Problem description> The answer is the set of lines that include "JSON", copied from the data below.

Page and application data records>
<<<<
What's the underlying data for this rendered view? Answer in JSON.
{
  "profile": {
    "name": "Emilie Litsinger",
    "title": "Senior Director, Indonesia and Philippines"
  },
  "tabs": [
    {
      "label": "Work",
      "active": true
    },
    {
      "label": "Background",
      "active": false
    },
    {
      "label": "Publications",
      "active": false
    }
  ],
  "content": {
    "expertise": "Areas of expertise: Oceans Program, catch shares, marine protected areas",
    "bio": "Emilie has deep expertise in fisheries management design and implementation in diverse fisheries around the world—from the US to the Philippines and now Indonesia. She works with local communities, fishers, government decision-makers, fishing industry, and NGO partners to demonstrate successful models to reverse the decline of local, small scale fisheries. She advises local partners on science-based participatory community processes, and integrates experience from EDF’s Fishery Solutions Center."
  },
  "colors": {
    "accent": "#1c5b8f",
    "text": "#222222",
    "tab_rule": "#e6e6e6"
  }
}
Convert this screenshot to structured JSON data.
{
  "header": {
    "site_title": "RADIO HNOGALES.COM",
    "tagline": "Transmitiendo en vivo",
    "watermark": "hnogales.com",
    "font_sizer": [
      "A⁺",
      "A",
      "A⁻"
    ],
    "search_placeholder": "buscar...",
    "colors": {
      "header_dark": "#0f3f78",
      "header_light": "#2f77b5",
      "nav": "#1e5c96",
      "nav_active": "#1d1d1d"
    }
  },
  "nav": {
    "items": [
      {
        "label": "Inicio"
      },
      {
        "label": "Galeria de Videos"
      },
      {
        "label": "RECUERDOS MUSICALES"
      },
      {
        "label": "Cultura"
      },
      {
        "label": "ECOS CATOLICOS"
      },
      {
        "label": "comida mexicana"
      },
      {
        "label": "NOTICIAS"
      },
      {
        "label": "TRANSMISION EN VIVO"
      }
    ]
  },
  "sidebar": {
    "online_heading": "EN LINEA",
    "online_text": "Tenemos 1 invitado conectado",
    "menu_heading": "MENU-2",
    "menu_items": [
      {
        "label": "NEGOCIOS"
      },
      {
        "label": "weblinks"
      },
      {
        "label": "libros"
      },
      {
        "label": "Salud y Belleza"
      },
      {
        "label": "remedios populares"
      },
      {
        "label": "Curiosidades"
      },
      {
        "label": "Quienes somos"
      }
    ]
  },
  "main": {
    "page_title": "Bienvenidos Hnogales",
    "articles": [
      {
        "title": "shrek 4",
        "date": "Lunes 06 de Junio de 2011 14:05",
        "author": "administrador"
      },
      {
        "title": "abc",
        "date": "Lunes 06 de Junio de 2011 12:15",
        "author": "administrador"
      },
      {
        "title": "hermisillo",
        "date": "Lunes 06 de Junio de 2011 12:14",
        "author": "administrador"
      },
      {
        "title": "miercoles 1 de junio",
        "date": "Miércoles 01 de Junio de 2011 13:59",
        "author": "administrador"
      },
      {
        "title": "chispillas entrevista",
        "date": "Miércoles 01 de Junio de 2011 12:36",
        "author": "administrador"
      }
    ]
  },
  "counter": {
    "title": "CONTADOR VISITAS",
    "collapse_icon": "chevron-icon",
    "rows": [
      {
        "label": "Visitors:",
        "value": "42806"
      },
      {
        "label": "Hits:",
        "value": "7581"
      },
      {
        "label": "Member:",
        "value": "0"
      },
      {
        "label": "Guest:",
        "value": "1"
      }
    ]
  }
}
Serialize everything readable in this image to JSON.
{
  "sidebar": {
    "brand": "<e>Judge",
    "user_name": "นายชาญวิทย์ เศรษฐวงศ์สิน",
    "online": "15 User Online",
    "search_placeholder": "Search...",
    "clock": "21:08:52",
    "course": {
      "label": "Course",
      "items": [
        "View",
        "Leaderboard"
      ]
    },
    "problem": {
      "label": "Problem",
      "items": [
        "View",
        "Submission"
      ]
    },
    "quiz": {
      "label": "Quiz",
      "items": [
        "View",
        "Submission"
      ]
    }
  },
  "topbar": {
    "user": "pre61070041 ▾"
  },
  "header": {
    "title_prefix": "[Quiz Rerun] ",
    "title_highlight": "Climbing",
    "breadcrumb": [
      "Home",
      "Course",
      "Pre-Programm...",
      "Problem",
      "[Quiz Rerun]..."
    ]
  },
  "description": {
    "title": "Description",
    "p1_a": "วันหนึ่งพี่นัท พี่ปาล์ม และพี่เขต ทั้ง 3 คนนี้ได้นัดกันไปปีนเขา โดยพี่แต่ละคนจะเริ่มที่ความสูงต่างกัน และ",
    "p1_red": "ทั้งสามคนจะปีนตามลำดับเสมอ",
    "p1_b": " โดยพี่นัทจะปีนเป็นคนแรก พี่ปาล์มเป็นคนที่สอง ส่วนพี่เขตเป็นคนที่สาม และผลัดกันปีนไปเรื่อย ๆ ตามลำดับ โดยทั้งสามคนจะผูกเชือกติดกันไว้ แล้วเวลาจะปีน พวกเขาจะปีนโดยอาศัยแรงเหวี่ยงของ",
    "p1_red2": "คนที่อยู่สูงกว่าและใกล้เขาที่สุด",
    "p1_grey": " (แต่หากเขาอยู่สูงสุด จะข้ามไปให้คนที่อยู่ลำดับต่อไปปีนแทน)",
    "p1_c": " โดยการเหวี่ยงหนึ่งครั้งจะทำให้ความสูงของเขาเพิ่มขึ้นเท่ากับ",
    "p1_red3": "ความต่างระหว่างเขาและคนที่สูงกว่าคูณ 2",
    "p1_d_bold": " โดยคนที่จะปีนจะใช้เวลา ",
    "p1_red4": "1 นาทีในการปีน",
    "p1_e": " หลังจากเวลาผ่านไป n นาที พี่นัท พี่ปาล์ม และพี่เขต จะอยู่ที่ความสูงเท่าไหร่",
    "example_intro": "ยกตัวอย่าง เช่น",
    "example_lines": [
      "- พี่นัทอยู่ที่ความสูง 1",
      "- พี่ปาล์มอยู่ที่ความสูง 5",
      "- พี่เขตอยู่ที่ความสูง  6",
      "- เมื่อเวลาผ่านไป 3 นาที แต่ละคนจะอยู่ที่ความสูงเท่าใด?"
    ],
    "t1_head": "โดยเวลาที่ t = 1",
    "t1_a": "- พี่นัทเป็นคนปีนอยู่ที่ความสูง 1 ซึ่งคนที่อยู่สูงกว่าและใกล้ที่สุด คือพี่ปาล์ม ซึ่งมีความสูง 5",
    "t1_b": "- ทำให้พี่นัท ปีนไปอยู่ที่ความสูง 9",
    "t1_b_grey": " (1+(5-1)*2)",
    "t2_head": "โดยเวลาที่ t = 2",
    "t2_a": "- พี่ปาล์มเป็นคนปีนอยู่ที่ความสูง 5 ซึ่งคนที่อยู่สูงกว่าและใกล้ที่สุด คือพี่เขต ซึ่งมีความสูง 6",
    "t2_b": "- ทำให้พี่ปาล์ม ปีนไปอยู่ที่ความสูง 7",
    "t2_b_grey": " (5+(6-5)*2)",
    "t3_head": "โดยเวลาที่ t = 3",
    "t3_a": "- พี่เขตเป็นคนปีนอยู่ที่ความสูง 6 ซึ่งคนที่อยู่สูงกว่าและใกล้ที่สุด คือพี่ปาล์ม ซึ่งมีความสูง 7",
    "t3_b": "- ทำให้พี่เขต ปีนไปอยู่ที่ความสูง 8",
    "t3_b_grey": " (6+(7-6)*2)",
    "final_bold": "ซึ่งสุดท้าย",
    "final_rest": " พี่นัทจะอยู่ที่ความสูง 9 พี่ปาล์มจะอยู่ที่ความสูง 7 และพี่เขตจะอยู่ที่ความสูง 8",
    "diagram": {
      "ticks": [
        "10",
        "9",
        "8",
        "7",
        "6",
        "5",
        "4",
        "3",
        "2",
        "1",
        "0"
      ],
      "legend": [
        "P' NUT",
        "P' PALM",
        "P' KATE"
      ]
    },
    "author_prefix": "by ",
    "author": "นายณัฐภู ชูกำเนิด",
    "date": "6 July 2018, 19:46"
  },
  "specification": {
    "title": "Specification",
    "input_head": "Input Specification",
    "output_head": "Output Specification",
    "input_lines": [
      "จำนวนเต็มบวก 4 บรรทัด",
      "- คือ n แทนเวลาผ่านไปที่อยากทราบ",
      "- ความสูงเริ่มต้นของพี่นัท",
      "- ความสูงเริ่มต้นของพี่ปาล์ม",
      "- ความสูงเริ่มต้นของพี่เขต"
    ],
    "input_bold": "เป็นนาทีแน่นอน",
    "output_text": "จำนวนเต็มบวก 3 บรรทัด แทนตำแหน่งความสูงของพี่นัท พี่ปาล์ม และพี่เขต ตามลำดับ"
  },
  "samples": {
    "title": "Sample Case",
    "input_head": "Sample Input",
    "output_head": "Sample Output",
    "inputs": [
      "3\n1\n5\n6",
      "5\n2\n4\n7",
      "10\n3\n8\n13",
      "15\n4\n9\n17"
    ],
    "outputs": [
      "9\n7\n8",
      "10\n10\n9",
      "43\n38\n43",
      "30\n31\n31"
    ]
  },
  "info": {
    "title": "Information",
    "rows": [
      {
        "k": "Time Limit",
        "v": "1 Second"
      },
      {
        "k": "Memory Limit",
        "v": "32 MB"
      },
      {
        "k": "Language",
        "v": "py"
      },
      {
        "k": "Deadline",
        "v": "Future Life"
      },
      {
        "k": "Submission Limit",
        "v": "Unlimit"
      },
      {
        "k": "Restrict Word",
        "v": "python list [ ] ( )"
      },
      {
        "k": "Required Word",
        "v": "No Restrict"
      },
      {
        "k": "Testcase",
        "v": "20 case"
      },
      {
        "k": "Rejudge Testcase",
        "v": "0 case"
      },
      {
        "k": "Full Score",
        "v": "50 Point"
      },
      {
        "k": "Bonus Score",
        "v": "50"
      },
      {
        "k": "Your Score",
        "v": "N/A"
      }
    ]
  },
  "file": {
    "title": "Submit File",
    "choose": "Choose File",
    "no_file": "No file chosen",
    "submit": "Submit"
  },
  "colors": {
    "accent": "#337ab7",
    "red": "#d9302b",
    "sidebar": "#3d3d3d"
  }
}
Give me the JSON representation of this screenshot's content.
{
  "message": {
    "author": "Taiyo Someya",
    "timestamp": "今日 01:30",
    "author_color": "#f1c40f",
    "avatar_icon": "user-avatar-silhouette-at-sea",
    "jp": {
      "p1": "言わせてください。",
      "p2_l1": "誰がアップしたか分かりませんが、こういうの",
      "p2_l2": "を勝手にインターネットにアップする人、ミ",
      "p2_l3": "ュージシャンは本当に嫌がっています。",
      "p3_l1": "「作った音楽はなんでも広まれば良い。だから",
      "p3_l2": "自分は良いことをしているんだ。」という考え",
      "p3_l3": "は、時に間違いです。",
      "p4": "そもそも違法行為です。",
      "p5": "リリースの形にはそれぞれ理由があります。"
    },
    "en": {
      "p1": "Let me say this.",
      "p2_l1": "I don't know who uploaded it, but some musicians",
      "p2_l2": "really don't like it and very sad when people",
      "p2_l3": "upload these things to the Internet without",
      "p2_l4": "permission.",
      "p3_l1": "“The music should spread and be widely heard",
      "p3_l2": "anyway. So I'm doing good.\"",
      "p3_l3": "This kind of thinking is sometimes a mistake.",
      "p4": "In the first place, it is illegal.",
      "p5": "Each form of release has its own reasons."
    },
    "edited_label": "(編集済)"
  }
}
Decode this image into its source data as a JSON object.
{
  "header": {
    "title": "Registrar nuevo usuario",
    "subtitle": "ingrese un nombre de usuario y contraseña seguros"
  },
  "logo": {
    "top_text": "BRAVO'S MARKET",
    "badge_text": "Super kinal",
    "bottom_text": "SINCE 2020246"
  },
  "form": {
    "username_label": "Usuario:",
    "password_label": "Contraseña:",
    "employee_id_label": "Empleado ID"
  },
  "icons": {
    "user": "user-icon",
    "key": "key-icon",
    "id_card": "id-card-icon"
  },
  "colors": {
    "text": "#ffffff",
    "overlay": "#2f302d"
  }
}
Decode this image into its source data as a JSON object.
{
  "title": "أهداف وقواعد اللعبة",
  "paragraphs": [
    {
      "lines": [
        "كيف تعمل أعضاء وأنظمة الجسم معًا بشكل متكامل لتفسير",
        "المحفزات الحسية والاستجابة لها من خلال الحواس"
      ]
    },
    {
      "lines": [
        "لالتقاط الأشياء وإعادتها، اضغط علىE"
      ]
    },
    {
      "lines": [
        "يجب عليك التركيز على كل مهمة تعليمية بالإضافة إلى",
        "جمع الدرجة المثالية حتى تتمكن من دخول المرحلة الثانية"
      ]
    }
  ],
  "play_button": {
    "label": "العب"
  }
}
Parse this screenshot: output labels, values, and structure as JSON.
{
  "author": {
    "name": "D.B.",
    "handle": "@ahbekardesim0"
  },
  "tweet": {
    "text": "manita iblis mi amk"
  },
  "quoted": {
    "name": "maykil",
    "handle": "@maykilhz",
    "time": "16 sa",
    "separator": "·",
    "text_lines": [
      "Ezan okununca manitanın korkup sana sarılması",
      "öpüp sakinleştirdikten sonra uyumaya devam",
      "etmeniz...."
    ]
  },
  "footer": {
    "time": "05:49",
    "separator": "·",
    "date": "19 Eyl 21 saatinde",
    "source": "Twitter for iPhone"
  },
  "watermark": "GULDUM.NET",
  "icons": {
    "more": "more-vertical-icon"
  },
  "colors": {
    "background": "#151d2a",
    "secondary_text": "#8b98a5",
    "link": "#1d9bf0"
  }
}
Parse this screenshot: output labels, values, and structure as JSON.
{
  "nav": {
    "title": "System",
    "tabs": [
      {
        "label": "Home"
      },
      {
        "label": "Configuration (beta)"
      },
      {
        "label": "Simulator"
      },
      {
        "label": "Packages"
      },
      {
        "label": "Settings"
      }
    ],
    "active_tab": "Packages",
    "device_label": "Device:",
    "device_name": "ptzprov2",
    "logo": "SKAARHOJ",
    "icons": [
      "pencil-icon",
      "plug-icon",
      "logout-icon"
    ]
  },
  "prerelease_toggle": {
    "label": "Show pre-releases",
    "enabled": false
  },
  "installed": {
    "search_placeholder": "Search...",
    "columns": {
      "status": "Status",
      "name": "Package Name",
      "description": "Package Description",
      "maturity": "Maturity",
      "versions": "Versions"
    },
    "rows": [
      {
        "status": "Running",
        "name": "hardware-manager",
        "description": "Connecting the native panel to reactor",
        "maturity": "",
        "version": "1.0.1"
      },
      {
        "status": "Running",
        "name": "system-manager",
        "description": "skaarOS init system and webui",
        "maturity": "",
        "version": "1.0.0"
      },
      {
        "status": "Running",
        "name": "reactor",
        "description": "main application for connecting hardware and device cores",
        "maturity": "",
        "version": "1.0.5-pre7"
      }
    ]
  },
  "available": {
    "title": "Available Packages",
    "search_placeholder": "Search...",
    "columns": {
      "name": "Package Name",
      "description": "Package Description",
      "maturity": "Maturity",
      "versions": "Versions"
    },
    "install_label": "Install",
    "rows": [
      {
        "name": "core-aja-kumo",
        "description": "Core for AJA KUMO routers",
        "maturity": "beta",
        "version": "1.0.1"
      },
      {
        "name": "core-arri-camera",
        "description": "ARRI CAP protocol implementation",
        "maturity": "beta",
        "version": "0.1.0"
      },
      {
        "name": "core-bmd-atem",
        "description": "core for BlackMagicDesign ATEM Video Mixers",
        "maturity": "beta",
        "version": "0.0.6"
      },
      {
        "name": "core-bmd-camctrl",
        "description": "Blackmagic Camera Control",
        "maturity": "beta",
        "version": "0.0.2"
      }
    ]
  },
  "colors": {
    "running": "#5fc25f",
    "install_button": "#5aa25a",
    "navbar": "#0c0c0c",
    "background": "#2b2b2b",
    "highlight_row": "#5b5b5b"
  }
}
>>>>
Answer box>
What's the underlying data for this rendered view? Answer in JSON.
Convert this screenshot to structured JSON data.
Serialize everything readable in this image to JSON.
Give me the JSON representation of this screenshot's content.
Decode this image into its source data as a JSON object.
Decode this image into its source data as a JSON object.
Parse this screenshot: output labels, values, and structure as JSON.
Parse this screenshot: output labels, values, and structure as JSON.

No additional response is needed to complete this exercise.